Cinerama Disco Volante

He may try to avoid it with his Cinerama project, but it's hard to talk about David Gedge without mentioning the Wedding Present. "I have to be an ex-something, At least it's not ex-Hootie and the Blowfish," he jokes. Disco Volante is Cinerama's second full-length album and it continues to develop Gedge's obsession with film soundtracks and TV themes. While their first album was a huge departure from his Wedding Present days, there are moments on Disco Volante where the differences aren't well defined. "I was so adamant that Va Va Voom shouldn't just sound like another Wedding Present record, I went out of my way to make it as different as I could. But in retrospect, I saw that this kind of compromised the project, so this time I've just done exactly what I've wanted," Gedge explains. The addition of Wedding Present guitarist Simon Cleave is a contributing factor; the sound is most obvious on "Wow‚" featuring those buzzing guitars that haven't been heard for so long and that might be in part due to Steve Albini's engineering involvement. "I enjoyed working with him on Seamonsters and I felt that he could add something to the sound.
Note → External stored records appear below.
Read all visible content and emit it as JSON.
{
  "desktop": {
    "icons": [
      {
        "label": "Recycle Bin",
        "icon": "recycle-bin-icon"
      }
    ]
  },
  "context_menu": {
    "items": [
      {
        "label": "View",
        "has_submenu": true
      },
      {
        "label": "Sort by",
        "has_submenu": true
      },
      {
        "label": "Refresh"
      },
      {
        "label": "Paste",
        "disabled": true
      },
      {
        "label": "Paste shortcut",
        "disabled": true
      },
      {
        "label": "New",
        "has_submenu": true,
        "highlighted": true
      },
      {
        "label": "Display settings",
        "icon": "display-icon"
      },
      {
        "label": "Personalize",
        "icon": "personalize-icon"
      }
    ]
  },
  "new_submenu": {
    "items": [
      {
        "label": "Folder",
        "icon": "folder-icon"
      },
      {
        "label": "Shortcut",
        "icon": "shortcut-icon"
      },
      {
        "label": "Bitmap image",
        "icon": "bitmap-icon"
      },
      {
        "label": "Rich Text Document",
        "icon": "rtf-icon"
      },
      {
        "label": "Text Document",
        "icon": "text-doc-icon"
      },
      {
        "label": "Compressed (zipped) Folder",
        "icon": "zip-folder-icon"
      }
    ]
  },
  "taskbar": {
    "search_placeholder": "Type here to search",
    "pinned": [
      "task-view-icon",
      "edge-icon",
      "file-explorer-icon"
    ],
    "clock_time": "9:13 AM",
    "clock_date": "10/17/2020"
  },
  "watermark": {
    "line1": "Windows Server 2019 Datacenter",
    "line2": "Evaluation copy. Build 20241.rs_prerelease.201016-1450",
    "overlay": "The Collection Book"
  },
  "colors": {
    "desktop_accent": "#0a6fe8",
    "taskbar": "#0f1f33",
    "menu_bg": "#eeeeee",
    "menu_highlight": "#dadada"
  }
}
And when people started telling me that an Albini/Cinerama collaboration would never work, I became even more determined to try. I think those bigger sounds work well within the cinematic context." Gedge has always been an underrated songwriter, with a knack for spinning a yarn that pulled you in, even within the span of a few minutes. "At the risk of sounding a bit arrogant, I don't think there have been many people ever, who write pop music the way I do." That is still very much the case, especially on songs like "Apres Ski" and "Let's Pretend‚" but the stories are not only tales of unrequited love these days. Is it a case of maturity coming with age? "I hate that word! I think pop music's immature almost by definition. In my writing I'm covering the whole range of human emotions, so sometimes the ending's happy, sometimes it's not." Disco Volante feels like a more complete and accomplished piece of work than its predecessor - quite a feat in itself - and as more and more levels reveal themselves with subsequent listens, it is clear that this could be the pinnacle of Gedge's musical career so far. Until the next album comes along and proves me wrong. (Manifesto)